Okay, I’m sure most you are are going “Did I just read that right? Is Rich reviewing 7-Eleven, the convenience store?” Indeed, I am. I’ve mentioned before that Hawaiian culture and Asian culinary traditions have influenced each other making a fairly distinct Hawaiian culinary tradition, but one of the more interesting things to me is that this culinary tradition is strong enough to influence chains imported from the mainland. Sure, that 7-Eleven you wander into in New Jersey is probably nearly identical to a 7-Eleven in, say, Southern California, that’s not quite the case in Hawaii. In Hawaii, 7-Eleven fully embraces Hawaiian cuisine, in that every single one on the island has, in addition to the standard 7-Eleven items (like Slurpee and chips), a substantial amount of counter space at the front dedicated to serving up a selection of Hawaiian items, with the notable items being Spam musubi (in several varieties) and Manapua (also in several flavors), pork hash, and several other island treats. Seriously, you can even check out their menu.
Where Offbeat Eats has been:

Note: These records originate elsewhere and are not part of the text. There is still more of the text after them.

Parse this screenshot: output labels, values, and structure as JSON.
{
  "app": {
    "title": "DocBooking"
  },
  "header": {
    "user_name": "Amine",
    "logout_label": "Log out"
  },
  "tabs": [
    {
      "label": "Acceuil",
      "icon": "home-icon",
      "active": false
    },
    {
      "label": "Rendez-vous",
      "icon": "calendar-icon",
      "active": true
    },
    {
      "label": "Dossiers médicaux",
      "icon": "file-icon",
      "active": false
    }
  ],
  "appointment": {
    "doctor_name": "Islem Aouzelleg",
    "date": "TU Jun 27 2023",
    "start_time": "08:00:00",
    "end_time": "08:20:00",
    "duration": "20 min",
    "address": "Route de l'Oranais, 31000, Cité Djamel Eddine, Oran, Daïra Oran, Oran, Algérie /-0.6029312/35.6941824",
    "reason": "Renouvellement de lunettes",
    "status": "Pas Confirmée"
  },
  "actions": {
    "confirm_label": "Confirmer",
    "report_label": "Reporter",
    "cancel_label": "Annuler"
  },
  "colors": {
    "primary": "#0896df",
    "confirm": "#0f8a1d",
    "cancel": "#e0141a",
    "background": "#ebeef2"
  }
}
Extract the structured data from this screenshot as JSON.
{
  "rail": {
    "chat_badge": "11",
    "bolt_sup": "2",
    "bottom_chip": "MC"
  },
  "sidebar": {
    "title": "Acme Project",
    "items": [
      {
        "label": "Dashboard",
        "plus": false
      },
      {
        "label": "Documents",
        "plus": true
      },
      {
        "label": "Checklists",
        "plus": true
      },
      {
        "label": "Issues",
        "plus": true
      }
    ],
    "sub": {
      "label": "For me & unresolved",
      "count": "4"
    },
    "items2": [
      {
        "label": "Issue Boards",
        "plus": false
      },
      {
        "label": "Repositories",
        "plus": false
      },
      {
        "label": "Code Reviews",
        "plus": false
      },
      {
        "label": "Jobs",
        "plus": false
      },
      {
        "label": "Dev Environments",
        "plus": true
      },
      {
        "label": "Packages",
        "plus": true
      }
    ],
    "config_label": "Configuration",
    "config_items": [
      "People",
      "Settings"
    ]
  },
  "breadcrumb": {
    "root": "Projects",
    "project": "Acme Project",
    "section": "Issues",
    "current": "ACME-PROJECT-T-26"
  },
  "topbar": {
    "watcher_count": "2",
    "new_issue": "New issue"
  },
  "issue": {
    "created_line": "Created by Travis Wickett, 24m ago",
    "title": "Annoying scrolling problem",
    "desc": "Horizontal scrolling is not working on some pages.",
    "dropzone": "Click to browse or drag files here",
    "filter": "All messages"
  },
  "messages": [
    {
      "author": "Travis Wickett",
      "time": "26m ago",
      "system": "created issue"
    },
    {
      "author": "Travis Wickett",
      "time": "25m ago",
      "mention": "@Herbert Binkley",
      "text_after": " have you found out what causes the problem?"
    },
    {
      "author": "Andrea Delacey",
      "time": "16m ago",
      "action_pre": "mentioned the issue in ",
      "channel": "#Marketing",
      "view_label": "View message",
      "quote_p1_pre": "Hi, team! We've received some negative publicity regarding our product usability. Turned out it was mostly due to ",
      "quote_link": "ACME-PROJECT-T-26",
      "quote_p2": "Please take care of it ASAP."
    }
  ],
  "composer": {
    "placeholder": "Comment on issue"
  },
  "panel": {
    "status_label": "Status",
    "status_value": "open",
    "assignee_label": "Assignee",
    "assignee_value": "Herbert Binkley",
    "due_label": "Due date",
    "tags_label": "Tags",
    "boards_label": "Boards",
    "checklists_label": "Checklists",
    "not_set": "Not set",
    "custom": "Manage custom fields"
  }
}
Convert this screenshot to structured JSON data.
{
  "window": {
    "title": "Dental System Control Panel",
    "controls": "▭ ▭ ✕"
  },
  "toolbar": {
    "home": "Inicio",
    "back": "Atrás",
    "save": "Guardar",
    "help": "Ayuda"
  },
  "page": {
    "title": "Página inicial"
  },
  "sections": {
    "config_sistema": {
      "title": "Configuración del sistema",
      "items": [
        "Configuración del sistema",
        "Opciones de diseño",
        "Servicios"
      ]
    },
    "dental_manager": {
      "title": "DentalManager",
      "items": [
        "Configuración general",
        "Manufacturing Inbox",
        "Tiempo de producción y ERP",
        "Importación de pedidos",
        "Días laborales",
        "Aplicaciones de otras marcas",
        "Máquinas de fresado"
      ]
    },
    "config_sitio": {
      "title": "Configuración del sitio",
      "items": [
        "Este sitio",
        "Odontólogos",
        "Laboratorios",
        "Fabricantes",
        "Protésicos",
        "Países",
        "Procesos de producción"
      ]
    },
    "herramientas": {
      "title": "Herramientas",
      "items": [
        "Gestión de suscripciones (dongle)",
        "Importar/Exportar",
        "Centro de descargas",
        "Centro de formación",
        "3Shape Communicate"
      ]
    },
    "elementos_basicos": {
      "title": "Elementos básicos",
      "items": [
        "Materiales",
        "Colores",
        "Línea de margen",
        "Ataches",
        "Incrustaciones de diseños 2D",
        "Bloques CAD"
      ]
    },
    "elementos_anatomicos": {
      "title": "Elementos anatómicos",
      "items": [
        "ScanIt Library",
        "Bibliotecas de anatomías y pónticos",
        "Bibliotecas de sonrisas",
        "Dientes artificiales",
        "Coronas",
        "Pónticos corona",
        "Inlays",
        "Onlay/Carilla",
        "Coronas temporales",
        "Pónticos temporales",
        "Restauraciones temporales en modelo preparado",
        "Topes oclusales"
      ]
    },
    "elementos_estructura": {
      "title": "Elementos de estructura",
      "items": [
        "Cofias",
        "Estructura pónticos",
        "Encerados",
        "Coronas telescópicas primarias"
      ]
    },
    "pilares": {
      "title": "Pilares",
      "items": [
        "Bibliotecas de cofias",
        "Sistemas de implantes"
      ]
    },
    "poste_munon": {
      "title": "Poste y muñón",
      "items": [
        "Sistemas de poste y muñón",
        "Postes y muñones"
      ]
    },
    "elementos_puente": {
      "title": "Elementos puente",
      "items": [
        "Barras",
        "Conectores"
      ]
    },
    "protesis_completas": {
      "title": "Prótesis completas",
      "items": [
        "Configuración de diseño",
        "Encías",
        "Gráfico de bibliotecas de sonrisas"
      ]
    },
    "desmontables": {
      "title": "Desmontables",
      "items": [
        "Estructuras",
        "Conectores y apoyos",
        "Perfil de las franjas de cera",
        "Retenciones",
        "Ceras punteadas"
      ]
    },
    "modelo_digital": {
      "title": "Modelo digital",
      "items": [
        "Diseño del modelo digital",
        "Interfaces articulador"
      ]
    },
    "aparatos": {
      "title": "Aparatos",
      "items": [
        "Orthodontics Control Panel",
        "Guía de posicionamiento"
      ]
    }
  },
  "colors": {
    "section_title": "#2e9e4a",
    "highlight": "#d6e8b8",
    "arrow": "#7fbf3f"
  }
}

An interesting aspect of Detroit that a lot of people overlook is the wide number of ethnic enclaves the area has. Some are fairly obvious, such as the semi-Polish Hamtramck, or the well-known Greektown. Others aren’t as familiar to out-of-towners, such as Dearborn (long-time home to a rather substantial Middle-Eastern population). And, indeed, one of the things that I like about Detroit is that it’s a good place to go for Mexican food. Where? Mexicantown! Yes, Detroit has a Mexican enclave! Nestled in next to the more famous Corktown neighborhood (former home of Tiger Stadium, and home for the hulking derelict of Michigan Central Station), Mexican Town is oddly shaped and hard to define. The main thoroughfares of Mexicantown are Bagley and Vernor, but the neighborhood itself is approximately bounded by the Fisher Freeway and Fort St on the South, Clark Park on the West, St Anne on the East, and the Michigan Central railyard on the north (feel free to argue this one, I’m interested in hearing other interpretations of the boundaries…). But Vernor and Bagley are where most of the food interest is. Among these streets are dozens of Mexican restaurants (most of them still vaguely authentic, albeit many of them also catering to the Chi-Chi’s crowd), tortilla factories (indeed, the smell of baking masa is one of the ways you can tell you are in Mexicantown), vibrant murals in Spanish, and more than a few Hispanic grocery stores. It’s certainly an interesting neighborhood to explore, with many good restaurants. One of these (but not the only one) is Taqueria Lupitas.